**Required action**
Show all lines from the records below in which the string "Effective" is present.

------------------------------------------------------------------------

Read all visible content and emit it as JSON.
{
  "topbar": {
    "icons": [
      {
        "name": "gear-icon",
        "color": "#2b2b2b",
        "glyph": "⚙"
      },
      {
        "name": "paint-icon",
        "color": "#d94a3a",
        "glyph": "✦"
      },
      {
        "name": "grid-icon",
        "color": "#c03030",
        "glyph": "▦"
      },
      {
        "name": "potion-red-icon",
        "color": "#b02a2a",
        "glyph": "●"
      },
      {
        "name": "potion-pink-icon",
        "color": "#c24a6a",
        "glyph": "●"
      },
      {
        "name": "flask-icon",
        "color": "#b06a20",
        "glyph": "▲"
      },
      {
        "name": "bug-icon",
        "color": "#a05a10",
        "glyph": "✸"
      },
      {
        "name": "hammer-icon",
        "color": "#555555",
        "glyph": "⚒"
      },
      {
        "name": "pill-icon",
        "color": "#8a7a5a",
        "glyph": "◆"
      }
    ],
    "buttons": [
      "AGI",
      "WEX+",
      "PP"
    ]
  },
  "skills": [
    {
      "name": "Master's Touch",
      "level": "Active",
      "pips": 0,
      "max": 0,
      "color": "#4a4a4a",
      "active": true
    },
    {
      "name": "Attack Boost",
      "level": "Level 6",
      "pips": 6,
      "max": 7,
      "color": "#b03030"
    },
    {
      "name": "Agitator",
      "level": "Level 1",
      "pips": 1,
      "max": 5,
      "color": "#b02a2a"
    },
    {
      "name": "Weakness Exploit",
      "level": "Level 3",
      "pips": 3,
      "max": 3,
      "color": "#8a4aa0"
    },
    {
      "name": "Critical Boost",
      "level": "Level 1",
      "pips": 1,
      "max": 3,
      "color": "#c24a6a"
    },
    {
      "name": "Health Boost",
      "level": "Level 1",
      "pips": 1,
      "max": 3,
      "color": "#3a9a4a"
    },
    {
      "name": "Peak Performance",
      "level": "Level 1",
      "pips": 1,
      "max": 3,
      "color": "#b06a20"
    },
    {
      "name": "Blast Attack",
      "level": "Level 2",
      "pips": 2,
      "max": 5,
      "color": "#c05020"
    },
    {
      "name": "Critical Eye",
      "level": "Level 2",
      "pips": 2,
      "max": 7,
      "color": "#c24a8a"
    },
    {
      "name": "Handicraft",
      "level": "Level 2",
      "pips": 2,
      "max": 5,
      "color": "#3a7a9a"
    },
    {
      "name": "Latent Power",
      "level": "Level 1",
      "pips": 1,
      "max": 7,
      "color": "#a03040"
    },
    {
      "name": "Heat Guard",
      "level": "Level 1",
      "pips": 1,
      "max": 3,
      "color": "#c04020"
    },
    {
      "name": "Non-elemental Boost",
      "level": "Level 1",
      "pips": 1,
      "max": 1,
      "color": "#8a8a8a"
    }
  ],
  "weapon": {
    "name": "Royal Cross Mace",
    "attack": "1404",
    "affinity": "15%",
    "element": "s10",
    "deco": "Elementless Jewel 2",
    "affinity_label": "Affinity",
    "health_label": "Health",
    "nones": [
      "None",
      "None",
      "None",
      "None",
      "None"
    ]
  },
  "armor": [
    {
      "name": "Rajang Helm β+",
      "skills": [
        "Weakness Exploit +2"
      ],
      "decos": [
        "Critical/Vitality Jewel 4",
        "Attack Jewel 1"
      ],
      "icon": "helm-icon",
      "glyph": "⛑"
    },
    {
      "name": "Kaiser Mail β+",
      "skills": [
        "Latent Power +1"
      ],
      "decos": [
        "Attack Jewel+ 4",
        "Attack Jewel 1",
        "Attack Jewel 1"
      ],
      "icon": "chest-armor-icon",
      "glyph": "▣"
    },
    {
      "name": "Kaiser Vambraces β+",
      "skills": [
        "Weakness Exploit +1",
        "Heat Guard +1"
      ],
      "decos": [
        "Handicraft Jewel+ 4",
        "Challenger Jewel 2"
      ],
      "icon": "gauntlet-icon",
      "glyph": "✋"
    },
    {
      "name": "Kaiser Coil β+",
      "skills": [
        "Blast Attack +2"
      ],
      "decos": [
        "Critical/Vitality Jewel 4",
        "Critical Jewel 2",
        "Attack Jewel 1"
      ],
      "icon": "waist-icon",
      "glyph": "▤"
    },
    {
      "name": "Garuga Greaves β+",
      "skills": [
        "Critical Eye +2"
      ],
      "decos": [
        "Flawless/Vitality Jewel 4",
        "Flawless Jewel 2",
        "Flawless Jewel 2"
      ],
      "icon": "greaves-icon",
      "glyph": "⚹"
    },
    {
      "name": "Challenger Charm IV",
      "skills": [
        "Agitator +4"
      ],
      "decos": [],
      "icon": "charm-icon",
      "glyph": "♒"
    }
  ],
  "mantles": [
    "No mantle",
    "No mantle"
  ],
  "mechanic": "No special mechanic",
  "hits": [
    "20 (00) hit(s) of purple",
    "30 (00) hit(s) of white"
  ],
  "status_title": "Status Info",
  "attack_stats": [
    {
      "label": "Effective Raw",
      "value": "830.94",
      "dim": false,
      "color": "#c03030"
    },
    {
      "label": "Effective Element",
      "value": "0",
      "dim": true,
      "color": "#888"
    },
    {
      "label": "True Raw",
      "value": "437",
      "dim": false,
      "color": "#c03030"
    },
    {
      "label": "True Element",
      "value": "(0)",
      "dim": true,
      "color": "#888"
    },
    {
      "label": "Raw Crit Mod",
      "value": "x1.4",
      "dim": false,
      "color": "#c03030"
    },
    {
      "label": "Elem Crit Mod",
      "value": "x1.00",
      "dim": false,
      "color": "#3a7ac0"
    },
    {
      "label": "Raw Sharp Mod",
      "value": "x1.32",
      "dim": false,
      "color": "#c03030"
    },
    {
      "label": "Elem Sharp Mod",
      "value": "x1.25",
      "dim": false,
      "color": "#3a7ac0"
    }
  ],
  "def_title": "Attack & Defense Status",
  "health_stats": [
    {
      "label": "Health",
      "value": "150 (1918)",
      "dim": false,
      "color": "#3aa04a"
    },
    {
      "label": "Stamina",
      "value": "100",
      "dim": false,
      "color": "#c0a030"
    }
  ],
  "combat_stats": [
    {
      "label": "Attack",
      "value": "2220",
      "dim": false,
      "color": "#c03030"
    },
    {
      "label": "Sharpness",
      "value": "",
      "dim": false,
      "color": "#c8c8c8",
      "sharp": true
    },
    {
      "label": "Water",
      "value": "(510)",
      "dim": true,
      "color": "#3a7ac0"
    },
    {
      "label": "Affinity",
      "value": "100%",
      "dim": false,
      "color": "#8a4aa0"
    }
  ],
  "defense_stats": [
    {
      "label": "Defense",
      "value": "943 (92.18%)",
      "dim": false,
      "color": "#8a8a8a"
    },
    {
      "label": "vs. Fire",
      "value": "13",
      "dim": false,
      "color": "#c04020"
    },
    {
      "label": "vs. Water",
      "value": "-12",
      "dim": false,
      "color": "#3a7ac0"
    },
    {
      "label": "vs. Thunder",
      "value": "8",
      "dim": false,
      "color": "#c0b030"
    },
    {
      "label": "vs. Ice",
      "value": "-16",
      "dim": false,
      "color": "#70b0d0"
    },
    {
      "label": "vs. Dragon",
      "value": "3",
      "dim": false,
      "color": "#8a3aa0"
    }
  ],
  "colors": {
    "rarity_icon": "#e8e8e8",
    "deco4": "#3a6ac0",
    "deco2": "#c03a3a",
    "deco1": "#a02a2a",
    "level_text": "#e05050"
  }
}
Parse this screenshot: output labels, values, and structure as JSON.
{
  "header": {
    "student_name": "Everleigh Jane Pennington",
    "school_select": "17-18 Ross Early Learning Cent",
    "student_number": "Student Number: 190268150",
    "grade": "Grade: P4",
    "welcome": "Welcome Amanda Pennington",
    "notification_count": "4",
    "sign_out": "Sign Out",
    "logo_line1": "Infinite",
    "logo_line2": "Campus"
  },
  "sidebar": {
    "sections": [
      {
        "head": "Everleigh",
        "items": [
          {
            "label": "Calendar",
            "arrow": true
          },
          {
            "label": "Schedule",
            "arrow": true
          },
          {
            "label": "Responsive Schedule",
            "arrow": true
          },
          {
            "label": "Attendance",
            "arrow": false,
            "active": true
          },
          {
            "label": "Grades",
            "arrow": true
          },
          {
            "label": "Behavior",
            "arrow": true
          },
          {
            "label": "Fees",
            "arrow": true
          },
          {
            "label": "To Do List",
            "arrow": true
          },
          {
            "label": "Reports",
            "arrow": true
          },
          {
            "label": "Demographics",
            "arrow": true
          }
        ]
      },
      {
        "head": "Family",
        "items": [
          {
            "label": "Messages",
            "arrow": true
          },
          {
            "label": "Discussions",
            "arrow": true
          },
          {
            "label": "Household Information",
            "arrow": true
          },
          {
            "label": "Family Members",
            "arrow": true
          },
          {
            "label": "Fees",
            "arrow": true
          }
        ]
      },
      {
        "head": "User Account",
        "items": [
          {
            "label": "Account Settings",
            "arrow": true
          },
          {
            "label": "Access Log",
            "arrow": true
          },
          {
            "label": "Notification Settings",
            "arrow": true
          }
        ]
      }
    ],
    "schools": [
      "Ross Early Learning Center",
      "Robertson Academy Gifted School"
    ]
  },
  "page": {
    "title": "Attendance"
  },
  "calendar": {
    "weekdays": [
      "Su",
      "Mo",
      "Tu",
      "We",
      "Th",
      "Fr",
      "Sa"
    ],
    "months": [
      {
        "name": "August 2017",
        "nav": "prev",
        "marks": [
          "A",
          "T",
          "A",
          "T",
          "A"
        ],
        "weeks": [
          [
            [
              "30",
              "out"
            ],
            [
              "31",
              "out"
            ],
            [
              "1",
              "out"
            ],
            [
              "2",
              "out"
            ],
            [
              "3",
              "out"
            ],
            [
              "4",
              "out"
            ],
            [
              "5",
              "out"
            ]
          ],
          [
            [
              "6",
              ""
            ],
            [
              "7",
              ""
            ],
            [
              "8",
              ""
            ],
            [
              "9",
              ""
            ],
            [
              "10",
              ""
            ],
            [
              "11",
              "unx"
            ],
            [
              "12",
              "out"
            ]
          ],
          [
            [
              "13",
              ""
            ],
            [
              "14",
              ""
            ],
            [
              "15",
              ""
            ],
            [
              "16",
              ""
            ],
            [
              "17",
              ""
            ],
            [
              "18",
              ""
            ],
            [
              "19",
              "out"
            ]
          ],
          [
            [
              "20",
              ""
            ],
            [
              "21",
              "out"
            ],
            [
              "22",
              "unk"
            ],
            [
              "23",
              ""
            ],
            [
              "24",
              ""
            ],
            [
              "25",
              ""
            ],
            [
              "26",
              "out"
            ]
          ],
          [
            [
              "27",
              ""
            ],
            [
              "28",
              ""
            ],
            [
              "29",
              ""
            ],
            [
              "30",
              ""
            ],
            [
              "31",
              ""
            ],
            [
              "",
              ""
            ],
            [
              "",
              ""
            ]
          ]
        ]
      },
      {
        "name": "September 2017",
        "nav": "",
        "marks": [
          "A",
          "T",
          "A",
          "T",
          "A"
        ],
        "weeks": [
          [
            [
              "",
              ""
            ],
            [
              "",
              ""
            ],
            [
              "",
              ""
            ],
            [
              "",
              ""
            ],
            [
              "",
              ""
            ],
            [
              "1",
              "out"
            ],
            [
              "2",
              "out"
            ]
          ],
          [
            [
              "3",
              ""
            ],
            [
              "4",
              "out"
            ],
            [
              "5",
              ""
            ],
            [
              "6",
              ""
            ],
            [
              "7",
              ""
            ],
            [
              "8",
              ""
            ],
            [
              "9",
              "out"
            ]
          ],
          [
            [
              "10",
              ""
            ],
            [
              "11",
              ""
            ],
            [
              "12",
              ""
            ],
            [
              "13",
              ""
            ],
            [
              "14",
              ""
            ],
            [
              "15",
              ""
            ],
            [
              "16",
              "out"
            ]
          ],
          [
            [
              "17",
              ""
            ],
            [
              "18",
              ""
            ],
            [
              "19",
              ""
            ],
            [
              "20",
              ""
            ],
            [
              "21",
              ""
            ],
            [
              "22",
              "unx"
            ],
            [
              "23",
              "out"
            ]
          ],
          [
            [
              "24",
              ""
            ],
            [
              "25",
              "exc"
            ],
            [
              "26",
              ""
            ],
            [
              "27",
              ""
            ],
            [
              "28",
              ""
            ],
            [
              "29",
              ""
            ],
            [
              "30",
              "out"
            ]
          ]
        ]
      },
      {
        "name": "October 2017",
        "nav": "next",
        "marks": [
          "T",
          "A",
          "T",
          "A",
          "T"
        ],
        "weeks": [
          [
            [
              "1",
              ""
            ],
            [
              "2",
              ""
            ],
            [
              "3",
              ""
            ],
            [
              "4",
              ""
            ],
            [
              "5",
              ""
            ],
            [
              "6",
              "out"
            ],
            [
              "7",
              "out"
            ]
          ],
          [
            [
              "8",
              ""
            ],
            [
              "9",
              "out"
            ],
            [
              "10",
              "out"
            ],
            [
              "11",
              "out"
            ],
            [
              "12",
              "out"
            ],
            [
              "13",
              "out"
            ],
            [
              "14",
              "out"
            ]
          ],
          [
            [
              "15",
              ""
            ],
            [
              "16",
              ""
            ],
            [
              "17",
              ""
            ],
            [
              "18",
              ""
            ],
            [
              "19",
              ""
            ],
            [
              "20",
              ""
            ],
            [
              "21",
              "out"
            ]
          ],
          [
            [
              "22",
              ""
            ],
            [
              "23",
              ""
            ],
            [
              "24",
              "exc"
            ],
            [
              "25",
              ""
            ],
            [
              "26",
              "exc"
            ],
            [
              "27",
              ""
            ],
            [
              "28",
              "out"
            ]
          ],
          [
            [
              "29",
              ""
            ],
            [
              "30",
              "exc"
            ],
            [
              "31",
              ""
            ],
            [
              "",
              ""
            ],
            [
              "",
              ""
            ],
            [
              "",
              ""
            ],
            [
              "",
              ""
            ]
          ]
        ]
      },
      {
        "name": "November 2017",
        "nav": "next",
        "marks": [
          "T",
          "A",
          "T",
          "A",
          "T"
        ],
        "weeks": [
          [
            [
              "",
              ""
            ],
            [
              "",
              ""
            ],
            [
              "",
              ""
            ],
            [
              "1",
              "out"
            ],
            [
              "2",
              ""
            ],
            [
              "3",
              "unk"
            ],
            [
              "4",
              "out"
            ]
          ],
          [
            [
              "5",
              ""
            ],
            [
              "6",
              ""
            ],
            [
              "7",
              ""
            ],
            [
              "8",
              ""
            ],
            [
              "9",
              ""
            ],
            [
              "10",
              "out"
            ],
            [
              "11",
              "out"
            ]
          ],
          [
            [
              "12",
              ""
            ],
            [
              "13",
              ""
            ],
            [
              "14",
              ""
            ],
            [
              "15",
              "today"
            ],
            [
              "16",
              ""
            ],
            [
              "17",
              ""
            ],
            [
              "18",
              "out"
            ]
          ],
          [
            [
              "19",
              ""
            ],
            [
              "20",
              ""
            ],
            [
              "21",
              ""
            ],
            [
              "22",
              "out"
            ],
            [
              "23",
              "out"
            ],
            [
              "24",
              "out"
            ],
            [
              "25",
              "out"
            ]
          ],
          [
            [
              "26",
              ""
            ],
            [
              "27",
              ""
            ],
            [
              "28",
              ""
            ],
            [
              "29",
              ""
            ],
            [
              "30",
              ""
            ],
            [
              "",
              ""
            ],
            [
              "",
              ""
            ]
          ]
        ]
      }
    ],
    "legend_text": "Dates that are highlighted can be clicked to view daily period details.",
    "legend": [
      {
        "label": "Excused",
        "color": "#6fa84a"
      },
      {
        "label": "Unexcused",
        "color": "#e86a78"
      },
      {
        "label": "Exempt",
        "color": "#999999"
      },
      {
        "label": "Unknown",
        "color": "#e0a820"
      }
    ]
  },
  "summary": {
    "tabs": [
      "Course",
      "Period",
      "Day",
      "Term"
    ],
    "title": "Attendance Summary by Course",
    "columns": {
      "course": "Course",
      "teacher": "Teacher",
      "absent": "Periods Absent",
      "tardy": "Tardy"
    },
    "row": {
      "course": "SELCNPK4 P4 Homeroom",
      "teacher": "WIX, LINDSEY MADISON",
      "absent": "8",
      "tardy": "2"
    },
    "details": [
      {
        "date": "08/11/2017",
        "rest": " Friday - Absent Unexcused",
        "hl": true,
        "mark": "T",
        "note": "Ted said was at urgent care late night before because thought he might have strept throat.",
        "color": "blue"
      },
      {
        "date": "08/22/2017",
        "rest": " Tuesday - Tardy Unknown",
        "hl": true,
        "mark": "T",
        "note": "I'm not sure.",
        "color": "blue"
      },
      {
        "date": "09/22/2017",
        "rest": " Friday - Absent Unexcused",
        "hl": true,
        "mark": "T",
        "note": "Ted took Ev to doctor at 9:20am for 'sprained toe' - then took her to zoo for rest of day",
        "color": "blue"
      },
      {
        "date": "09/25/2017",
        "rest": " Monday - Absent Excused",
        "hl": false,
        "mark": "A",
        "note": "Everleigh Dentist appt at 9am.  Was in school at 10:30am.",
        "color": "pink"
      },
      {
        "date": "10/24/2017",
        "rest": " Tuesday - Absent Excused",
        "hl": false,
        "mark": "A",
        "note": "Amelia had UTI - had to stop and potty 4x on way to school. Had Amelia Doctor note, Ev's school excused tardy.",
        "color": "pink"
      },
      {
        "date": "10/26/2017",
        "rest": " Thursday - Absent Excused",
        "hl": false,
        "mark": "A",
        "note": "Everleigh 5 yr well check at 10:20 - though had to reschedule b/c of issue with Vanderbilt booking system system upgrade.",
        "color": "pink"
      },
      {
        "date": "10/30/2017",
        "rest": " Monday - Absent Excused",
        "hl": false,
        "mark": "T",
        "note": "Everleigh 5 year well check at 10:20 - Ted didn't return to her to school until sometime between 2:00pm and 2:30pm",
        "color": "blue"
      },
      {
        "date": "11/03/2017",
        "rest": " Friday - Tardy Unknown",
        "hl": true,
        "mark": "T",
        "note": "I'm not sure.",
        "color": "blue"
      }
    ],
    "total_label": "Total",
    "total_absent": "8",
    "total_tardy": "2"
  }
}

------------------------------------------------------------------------

**Solution to this problem**
      "label": "Effective Raw",
      "label": "Effective Element",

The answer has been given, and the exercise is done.